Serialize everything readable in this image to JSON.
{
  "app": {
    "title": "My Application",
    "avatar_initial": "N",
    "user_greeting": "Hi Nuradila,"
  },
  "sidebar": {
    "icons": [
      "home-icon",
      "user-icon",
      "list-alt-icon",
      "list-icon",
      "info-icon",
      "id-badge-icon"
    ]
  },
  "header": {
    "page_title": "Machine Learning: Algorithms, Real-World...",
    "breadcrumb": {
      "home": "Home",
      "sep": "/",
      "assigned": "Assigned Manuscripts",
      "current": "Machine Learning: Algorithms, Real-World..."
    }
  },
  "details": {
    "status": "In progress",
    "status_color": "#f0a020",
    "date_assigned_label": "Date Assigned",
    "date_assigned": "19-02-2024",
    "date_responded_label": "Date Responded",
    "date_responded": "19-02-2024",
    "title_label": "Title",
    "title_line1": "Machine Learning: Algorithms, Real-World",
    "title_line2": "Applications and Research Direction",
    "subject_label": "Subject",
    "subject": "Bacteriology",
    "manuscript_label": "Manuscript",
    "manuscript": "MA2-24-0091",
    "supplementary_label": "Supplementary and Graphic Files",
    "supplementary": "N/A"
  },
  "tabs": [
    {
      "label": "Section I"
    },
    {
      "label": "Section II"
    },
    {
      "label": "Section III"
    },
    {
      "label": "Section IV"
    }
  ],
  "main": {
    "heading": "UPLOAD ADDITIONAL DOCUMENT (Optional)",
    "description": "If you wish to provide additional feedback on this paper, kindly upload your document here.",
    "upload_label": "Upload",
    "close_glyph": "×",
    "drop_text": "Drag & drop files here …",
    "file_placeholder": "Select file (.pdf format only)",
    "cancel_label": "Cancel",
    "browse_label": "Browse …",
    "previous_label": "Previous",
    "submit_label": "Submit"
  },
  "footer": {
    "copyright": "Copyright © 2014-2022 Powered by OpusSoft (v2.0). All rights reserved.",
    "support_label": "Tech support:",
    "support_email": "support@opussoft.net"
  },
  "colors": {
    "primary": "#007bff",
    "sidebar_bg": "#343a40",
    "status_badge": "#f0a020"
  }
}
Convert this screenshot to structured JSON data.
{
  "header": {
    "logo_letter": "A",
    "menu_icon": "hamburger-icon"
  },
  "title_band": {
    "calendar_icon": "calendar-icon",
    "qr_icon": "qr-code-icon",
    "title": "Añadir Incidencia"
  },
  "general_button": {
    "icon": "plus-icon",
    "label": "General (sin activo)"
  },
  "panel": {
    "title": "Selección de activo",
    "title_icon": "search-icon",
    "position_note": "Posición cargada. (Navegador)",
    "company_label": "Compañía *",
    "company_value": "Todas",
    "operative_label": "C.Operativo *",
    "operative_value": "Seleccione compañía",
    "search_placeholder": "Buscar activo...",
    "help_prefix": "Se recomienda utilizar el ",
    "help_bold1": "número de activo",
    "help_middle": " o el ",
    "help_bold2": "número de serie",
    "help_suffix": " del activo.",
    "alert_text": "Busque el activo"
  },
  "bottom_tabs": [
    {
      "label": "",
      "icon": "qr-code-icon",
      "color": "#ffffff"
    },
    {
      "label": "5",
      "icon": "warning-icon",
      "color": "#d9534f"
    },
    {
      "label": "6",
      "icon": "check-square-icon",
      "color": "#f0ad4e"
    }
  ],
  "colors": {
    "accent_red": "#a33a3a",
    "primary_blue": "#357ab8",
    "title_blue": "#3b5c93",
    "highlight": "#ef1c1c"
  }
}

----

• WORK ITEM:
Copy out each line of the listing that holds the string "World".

• PROBLEM SOLUTION:
    "page_title": "Machine Learning: Algorithms, Real-World...",
      "current": "Machine Learning: Algorithms, Real-World..."
    "title_line1": "Machine Learning: Algorithms, Real-World",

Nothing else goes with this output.